No class has chosen Ukrainian as an additional subject in the Donetsk People's Republic (DPR), the acting head of the region says
The Ukrainian language will not be taught in schools in the Donetsk People's Republic (DPR) in the next academic year, the region's acting head Denis Pushilin has said.
The language is not banned in the republic, but local students simply didn't want to choose it as an additional course, Pushilin explained during a forum in Moscow on Thursday.
"There's an opportunity in our schools to study not just Ukrainian, but any other language because we have many Greeks, many Bulgarians, many Armenians," he told the audience.

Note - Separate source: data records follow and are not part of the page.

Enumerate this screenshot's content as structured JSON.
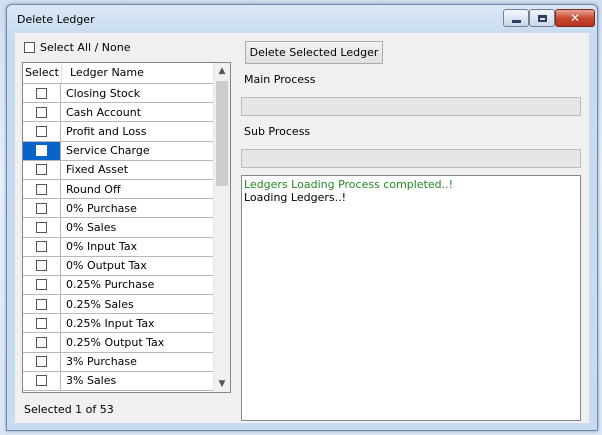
{
  "window": {
    "title": "Delete Ledger"
  },
  "select_all_label": "Select All / None",
  "delete_button_label": "Delete Selected Ledger",
  "main_process_label": "Main Process",
  "sub_process_label": "Sub Process",
  "list": {
    "headers": [
      "Select",
      "Ledger Name"
    ],
    "rows": [
      {
        "name": "Closing Stock",
        "checked": false,
        "selected": false
      },
      {
        "name": "Cash Account",
        "checked": false,
        "selected": false
      },
      {
        "name": "Profit and Loss",
        "checked": false,
        "selected": false
      },
      {
        "name": "Service Charge",
        "checked": false,
        "selected": true
      },
      {
        "name": "Fixed Asset",
        "checked": false,
        "selected": false
      },
      {
        "name": "Round Off",
        "checked": false,
        "selected": false
      },
      {
        "name": "0% Purchase",
        "checked": false,
        "selected": false
      },
      {
        "name": "0% Sales",
        "checked": false,
        "selected": false
      },
      {
        "name": "0% Input Tax",
        "checked": false,
        "selected": false
      },
      {
        "name": "0% Output Tax",
        "checked": false,
        "selected": false
      },
      {
        "name": "0.25% Purchase",
        "checked": false,
        "selected": false
      },
      {
        "name": "0.25% Sales",
        "checked": false,
        "selected": false
      },
      {
        "name": "0.25% Input Tax",
        "checked": false,
        "selected": false
      },
      {
        "name": "0.25% Output Tax",
        "checked": false,
        "selected": false
      },
      {
        "name": "3% Purchase",
        "checked": false,
        "selected": false
      },
      {
        "name": "3% Sales",
        "checked": false,
        "selected": false
      }
    ]
  },
  "status_text": "Selected 1 of 53",
  "log": {
    "line1": "Ledgers Loading Process completed..!",
    "line2": "Loading Ledgers..!"
  },
  "colors": {
    "selection": "#0a64c8",
    "log_success": "#228b22"
  }
}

If enough students express a desire to learn a certain language, a dedicated class is created for them, Pushilin continued.

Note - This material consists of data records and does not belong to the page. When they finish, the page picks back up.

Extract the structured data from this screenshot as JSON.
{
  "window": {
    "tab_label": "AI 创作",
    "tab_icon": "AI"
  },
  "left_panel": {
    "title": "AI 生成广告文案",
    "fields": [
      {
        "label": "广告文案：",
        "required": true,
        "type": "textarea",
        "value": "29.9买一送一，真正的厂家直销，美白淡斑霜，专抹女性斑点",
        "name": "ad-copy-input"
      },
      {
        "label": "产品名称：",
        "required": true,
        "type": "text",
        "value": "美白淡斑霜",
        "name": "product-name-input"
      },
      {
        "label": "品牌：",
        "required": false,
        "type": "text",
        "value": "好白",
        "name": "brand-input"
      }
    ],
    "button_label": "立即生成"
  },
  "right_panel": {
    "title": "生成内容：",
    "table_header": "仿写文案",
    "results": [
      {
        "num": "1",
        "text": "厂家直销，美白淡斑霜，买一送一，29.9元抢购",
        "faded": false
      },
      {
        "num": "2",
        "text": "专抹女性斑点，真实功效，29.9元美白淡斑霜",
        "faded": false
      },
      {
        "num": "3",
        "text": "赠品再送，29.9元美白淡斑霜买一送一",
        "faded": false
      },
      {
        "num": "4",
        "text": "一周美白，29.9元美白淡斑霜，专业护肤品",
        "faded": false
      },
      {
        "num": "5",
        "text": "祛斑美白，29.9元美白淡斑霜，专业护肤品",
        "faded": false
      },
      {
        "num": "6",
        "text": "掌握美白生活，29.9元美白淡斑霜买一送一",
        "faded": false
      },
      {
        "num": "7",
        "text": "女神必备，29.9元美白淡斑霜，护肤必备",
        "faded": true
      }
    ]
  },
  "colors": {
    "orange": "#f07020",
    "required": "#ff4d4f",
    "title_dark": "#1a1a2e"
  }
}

"I'll tell you, not a single class could've been put together" when it came to the Ukrainian language, he said.
In April, Russian Education Minister Sergey Kravtsov said his ministry had been developing Ukrainian-language textbooks for the newly incorporated territories. The students in tenth and eleventh grades will be able to use them in September, while the manual for younger students is expected to be ready by the end of the year, according to Kravtsov.
Pushilin suggested that the DPR "will likely not be needing those books," but things might be different in Zaporozhye and Kherson regions.

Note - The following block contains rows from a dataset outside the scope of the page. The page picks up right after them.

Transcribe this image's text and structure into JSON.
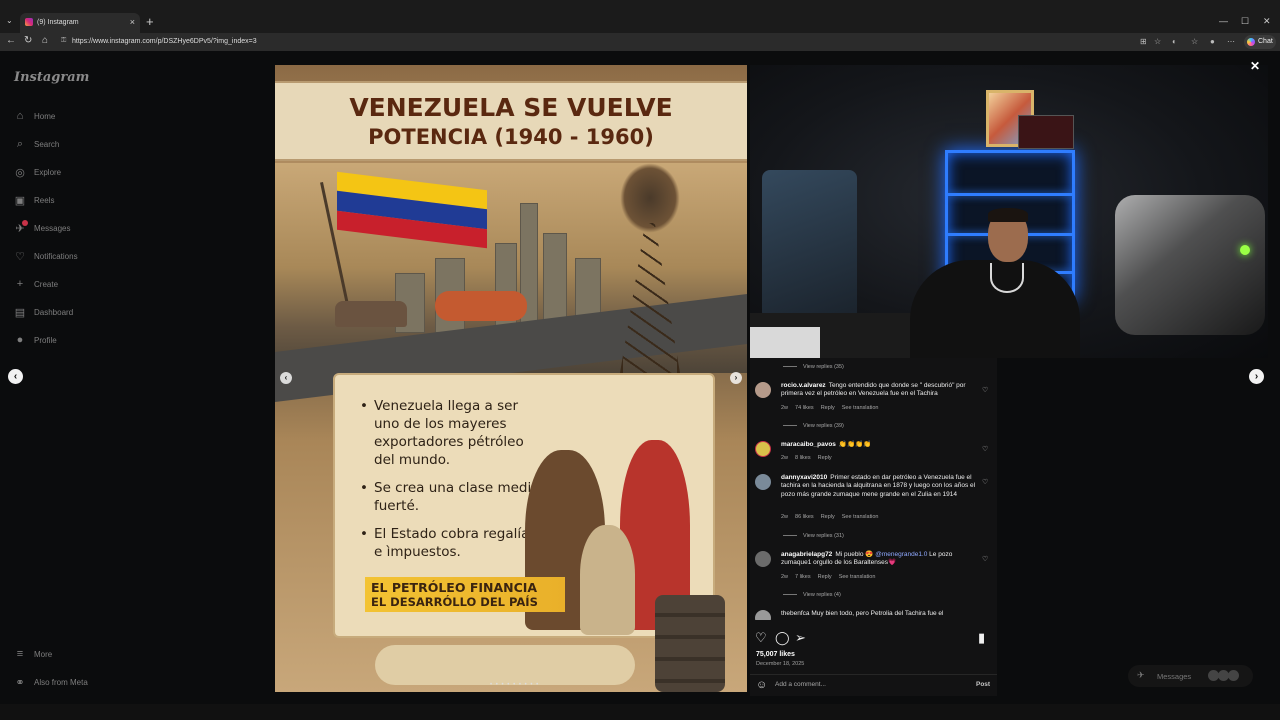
{
  "browser": {
    "tab_title": "(9) Instagram",
    "tab_close": "×",
    "new_tab": "+",
    "url": "https://www.instagram.com/p/DSZHye6DPv5/?img_index=3",
    "chat_label": "Chat"
  },
  "sidebar": {
    "logo": "Instagram",
    "items": [
      {
        "label": "Home",
        "icon": "home-icon",
        "glyph": "⌂"
      },
      {
        "label": "Search",
        "icon": "search-icon",
        "glyph": "⌕"
      },
      {
        "label": "Explore",
        "icon": "explore-icon",
        "glyph": "◎"
      },
      {
        "label": "Reels",
        "icon": "reels-icon",
        "glyph": "▣"
      },
      {
        "label": "Messages",
        "icon": "messages-icon",
        "glyph": "✈"
      },
      {
        "label": "Notifications",
        "icon": "heart-icon",
        "glyph": "♡"
      },
      {
        "label": "Create",
        "icon": "plus-icon",
        "glyph": "+"
      },
      {
        "label": "Dashboard",
        "icon": "dashboard-icon",
        "glyph": "▤"
      },
      {
        "label": "Profile",
        "icon": "avatar-icon",
        "glyph": "●"
      }
    ],
    "more": "More",
    "also_from_meta": "Also from Meta"
  },
  "post_image": {
    "title_line1": "VENEZUELA SE VUELVE",
    "title_line2": "POTENCIA (1940 - 1960)",
    "bullets": [
      "Venezuela llega a ser uno de los mayeres exportadores pétróleo del mundo.",
      "Se crea una clase media fuerté.",
      "El Estado cobra regalías e ìmpuestos."
    ],
    "cta_line1": "EL PETRÓLEO FINANCIA",
    "cta_line2": "EL DESARRÓLLO DEL PAÍS",
    "carousel_dots": "• • • • • • • • •"
  },
  "comments": {
    "top_view_replies": "View replies (35)",
    "items": [
      {
        "user": "rocio.v.alvarez",
        "text": "Tengo entendido que donde se \" descubrió\" por primera vez el petróleo en Venezuela fue en el Tachira",
        "age": "2w",
        "likes": "74 likes",
        "reply": "Reply",
        "translate": "See translation",
        "view_replies": "View replies (39)"
      },
      {
        "user": "maracaibo_pavos",
        "text": "👏👏👏👏",
        "age": "2w",
        "likes": "8 likes",
        "reply": "Reply"
      },
      {
        "user": "dannyxavi2010",
        "text": "Primer estado en dar petróleo a Venezuela fue el tachira en la hacienda la alquitrana en 1878 y luego con los años el pozo más grande zumaque mene grande en el Zulia en 1914",
        "age": "2w",
        "likes": "86 likes",
        "reply": "Reply",
        "translate": "See translation",
        "view_replies": "View replies (31)"
      },
      {
        "user": "anagabrielapg72",
        "text_pre": "Mi pueblo 😍",
        "mention": "@menegrande1.0",
        "text_post": "Le pozo zumaque1 orgullo de los Baraltenses💗",
        "age": "2w",
        "likes": "7 likes",
        "reply": "Reply",
        "translate": "See translation",
        "view_replies": "View replies (4)"
      }
    ],
    "partial_next": "thebenfca Muy bien todo, pero Petrolia del Tachira fue el"
  },
  "post_footer": {
    "likes": "75,007 likes",
    "date": "December 18, 2025",
    "add_comment_placeholder": "Add a comment...",
    "post_button": "Post"
  },
  "messages_pill": {
    "label": "Messages"
  },
  "colors": {
    "background": "#0b0c0d",
    "panel": "#121213",
    "mention": "#8fa9ff",
    "led_blue": "#2f7dff"
  }
}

The Donetsk People's Republic and the neighboring Lugansk People's Republic have been in conflict with Ukraine since 2014, when they refused to recognize a violent coup in Kiev and declared independence.
The two territories officially became part of Russia last October, along with Zaporozhye and Kherson regions, following referendums in which the local populations voted overwhelmingly in favor of the move.